··· SOURCE DATA ···

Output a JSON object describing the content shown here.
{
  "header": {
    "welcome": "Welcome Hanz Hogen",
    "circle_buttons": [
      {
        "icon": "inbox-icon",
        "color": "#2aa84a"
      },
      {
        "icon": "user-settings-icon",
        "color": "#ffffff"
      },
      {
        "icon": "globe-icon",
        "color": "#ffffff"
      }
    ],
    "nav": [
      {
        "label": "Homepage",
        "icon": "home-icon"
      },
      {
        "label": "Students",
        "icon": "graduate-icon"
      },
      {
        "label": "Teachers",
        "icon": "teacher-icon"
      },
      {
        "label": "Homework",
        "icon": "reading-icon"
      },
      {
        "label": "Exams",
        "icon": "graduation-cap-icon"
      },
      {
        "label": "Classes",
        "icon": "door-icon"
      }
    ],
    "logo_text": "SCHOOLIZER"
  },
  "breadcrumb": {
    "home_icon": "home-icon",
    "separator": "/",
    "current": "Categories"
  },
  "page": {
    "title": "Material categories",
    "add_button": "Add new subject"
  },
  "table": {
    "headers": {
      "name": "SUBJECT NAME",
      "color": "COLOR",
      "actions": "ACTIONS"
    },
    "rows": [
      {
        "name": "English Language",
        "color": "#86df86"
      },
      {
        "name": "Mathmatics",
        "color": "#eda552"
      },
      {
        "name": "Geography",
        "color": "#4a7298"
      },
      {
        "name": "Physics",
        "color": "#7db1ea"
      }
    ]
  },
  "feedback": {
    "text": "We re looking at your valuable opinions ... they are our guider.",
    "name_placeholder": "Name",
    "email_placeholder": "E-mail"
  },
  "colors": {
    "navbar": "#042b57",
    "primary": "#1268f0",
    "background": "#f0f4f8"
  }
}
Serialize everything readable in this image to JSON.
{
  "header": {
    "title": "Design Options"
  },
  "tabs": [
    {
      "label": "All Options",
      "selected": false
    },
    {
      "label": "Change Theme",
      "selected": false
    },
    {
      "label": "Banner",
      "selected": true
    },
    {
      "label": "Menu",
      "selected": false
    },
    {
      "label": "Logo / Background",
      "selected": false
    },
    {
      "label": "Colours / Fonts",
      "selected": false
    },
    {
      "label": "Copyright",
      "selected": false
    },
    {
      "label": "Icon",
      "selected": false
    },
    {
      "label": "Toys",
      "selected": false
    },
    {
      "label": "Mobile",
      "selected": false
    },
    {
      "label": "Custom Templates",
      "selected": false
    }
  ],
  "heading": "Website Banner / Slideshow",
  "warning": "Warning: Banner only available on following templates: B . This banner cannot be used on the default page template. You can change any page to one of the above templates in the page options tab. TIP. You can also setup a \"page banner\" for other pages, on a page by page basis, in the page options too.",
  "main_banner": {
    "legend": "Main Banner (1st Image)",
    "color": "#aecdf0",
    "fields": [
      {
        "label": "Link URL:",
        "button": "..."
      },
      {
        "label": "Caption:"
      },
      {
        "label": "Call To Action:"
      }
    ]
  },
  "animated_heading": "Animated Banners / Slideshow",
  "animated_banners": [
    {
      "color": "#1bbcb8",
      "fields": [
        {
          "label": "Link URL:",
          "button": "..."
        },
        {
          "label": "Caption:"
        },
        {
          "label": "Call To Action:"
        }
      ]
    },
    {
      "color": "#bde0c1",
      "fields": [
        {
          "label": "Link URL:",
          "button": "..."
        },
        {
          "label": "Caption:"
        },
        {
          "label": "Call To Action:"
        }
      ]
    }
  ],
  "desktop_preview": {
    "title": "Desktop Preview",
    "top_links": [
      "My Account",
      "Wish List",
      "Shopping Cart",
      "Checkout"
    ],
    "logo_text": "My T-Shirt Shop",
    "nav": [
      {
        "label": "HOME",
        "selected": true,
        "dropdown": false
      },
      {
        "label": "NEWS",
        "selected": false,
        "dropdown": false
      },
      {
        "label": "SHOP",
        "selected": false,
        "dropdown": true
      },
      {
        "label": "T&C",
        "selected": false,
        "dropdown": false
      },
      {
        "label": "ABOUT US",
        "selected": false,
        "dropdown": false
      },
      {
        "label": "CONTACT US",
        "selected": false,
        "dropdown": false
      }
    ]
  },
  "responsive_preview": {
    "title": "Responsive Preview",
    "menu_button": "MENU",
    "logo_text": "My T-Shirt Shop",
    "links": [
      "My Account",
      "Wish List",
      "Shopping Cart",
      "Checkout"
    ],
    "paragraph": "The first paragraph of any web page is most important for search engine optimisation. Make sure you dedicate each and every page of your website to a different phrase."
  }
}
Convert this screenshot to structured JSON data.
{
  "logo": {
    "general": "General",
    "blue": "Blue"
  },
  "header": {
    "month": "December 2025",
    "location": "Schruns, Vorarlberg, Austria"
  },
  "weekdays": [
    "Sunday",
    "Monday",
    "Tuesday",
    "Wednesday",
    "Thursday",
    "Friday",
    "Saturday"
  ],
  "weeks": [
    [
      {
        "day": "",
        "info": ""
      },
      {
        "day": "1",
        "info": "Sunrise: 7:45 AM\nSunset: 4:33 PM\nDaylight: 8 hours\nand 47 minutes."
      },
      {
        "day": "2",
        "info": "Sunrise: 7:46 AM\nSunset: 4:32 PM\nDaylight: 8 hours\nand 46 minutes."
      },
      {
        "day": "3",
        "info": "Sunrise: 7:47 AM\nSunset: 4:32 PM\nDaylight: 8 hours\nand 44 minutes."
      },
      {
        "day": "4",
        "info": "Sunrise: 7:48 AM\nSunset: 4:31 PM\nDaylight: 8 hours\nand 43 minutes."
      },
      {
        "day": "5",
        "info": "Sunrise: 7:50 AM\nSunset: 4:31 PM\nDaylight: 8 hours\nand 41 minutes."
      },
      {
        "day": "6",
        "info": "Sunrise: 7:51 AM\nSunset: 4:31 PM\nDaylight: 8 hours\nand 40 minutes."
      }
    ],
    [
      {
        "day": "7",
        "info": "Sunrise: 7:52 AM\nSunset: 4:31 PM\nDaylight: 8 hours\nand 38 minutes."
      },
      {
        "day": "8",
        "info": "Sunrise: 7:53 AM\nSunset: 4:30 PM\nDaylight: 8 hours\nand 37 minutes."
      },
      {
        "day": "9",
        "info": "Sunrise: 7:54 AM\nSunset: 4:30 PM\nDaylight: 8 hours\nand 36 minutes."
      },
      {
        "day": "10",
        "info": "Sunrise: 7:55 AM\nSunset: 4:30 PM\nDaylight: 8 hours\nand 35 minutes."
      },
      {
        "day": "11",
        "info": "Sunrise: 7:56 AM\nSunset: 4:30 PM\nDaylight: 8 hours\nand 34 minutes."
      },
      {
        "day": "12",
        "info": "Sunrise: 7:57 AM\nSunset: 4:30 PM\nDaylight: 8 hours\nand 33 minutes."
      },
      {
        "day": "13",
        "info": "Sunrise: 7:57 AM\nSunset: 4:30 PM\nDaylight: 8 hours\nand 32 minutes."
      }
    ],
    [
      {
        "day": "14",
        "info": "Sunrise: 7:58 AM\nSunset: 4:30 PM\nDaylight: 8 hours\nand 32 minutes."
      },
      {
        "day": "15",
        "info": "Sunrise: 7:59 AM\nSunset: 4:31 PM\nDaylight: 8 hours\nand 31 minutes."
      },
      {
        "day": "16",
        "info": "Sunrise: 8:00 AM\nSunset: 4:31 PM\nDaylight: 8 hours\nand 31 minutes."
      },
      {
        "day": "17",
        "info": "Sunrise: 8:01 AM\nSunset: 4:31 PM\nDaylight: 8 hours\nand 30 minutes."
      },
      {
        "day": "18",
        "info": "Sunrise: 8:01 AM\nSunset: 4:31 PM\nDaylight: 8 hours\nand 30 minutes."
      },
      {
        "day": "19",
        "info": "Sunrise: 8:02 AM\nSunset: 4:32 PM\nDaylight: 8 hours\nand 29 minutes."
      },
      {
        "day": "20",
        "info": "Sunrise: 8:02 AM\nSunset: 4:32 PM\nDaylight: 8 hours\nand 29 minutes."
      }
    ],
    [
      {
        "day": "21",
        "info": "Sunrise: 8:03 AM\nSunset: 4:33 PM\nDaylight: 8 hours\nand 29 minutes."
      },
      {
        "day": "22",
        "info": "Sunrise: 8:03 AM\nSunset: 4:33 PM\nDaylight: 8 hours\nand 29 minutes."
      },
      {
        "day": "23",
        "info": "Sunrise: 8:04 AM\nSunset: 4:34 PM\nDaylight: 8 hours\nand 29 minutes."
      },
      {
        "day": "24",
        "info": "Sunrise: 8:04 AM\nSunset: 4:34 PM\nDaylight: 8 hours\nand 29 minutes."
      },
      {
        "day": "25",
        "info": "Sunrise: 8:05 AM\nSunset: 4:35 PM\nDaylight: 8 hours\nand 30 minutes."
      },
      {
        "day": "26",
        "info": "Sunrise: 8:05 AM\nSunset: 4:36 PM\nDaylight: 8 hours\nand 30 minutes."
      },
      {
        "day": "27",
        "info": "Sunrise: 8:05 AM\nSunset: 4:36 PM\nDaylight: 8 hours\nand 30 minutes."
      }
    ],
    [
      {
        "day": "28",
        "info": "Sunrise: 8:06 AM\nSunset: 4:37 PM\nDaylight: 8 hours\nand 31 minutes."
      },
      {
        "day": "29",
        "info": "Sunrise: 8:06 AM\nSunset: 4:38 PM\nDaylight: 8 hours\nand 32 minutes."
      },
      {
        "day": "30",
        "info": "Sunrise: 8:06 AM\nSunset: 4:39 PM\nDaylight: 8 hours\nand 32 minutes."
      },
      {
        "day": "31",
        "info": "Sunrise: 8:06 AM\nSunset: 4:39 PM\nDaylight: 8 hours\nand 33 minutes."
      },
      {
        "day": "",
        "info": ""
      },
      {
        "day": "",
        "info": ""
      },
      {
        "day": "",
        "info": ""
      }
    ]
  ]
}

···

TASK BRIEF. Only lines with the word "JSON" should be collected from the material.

RESPONSE.
Output a JSON object describing the content shown here.
Serialize everything readable in this image to JSON.
Convert this screenshot to structured JSON data.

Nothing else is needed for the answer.